• _Task instructions_:
The entries below are to be written out exactly, with no images included.

• _The records_:
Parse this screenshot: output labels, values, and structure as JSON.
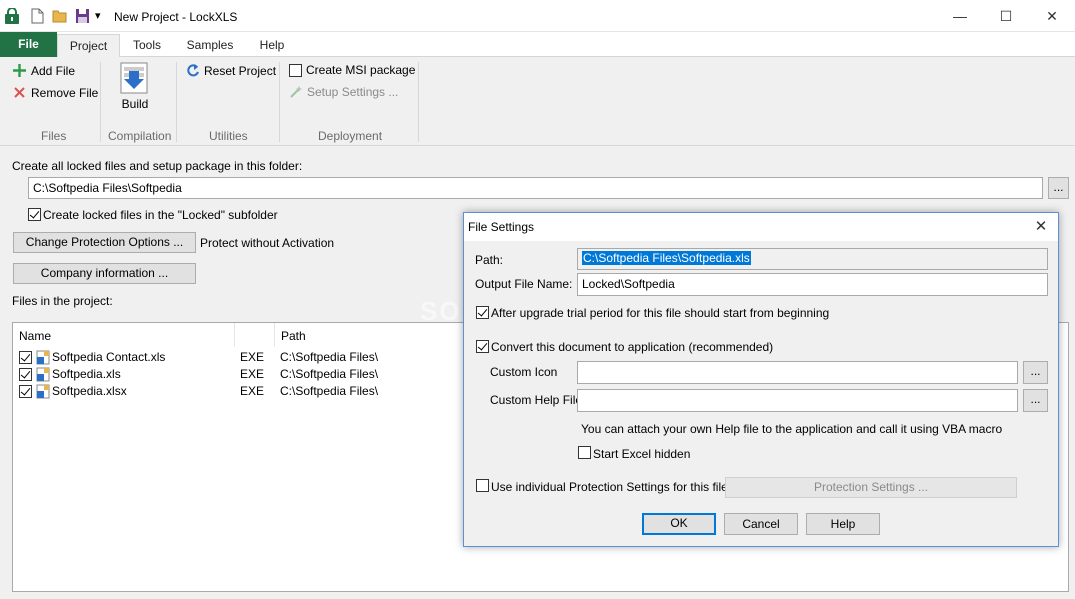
{
  "window": {
    "title": "New Project - LockXLS",
    "controls": {
      "minimize": "—",
      "maximize": "☐",
      "close": "✕"
    }
  },
  "quick_access": {
    "dropdown": "▾"
  },
  "ribbon": {
    "tabs": [
      "File",
      "Project",
      "Tools",
      "Samples",
      "Help"
    ],
    "active_tab": "Project",
    "files": {
      "add_file": "Add File",
      "remove_file": "Remove File",
      "group": "Files"
    },
    "compilation": {
      "build": "Build",
      "group": "Compilation"
    },
    "utilities": {
      "reset_project": "Reset Project",
      "group": "Utilities"
    },
    "deployment": {
      "create_msi": "Create MSI package",
      "setup_settings": "Setup Settings ...",
      "group": "Deployment"
    }
  },
  "main": {
    "folder_label": "Create all locked files and setup package in this folder:",
    "folder_value": "C:\\Softpedia Files\\Softpedia",
    "browse": "...",
    "locked_subfolder": "Create locked files in the \"Locked\" subfolder",
    "change_protection": "Change Protection Options ...",
    "protection_status": "Protect without Activation",
    "company_info": "Company information ...",
    "files_label": "Files in the project:"
  },
  "file_list": {
    "columns": [
      "Name",
      "",
      "Path"
    ],
    "rows": [
      {
        "name": "Softpedia Contact.xls",
        "type": "EXE",
        "path": "C:\\Softpedia Files\\"
      },
      {
        "name": "Softpedia.xls",
        "type": "EXE",
        "path": "C:\\Softpedia Files\\"
      },
      {
        "name": "Softpedia.xlsx",
        "type": "EXE",
        "path": "C:\\Softpedia Files\\"
      }
    ]
  },
  "dialog": {
    "title": "File Settings",
    "close": "✕",
    "path_label": "Path:",
    "path_value": "C:\\Softpedia Files\\Softpedia.xls",
    "output_label": "Output File Name:",
    "output_value": "Locked\\Softpedia",
    "trial_restart": "After upgrade trial period for this file should start from beginning",
    "convert": "Convert this document to application (recommended)",
    "custom_icon": "Custom Icon",
    "custom_help": "Custom Help File",
    "browse": "...",
    "help_note": "You can attach your own Help file to the application and call it using VBA macro",
    "start_hidden": "Start Excel hidden",
    "individual": "Use individual Protection Settings for this file",
    "protection_settings": "Protection Settings ...",
    "ok": "OK",
    "cancel": "Cancel",
    "help": "Help"
  },
  "watermark": "SOFTPEDIA",
  "colors": {
    "file_tab": "#217346",
    "accent": "#0078d7"
  }
}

• _Task answer_:
Parse this screenshot: output labels, values, and structure as JSON.
{
  "window": {
    "title": "New Project - LockXLS",
    "controls": {
      "minimize": "—",
      "maximize": "☐",
      "close": "✕"
    }
  },
  "quick_access": {
    "dropdown": "▾"
  },
  "ribbon": {
    "tabs": [
      "File",
      "Project",
      "Tools",
      "Samples",
      "Help"
    ],
    "active_tab": "Project",
    "files": {
      "add_file": "Add File",
      "remove_file": "Remove File",
      "group": "Files"
    },
    "compilation": {
      "build": "Build",
      "group": "Compilation"
    },
    "utilities": {
      "reset_project": "Reset Project",
      "group": "Utilities"
    },
    "deployment": {
      "create_msi": "Create MSI package",
      "setup_settings": "Setup Settings ...",
      "group": "Deployment"
    }
  },
  "main": {
    "folder_label": "Create all locked files and setup package in this folder:",
    "folder_value": "C:\\Softpedia Files\\Softpedia",
    "browse": "...",
    "locked_subfolder": "Create locked files in the \"Locked\" subfolder",
    "change_protection": "Change Protection Options ...",
    "protection_status": "Protect without Activation",
    "company_info": "Company information ...",
    "files_label": "Files in the project:"
  },
  "file_list": {
    "columns": [
      "Name",
      "",
      "Path"
    ],
    "rows": [
      {
        "name": "Softpedia Contact.xls",
        "type": "EXE",
        "path": "C:\\Softpedia Files\\"
      },
      {
        "name": "Softpedia.xls",
        "type": "EXE",
        "path": "C:\\Softpedia Files\\"
      },
      {
        "name": "Softpedia.xlsx",
        "type": "EXE",
        "path": "C:\\Softpedia Files\\"
      }
    ]
  },
  "dialog": {
    "title": "File Settings",
    "close": "✕",
    "path_label": "Path:",
    "path_value": "C:\\Softpedia Files\\Softpedia.xls",
    "output_label": "Output File Name:",
    "output_value": "Locked\\Softpedia",
    "trial_restart": "After upgrade trial period for this file should start from beginning",
    "convert": "Convert this document to application (recommended)",
    "custom_icon": "Custom Icon",
    "custom_help": "Custom Help File",
    "browse": "...",
    "help_note": "You can attach your own Help file to the application and call it using VBA macro",
    "start_hidden": "Start Excel hidden",
    "individual": "Use individual Protection Settings for this file",
    "protection_settings": "Protection Settings ...",
    "ok": "OK",
    "cancel": "Cancel",
    "help": "Help"
  },
  "watermark": "SOFTPEDIA",
  "colors": {
    "file_tab": "#217346",
    "accent": "#0078d7"
  }
}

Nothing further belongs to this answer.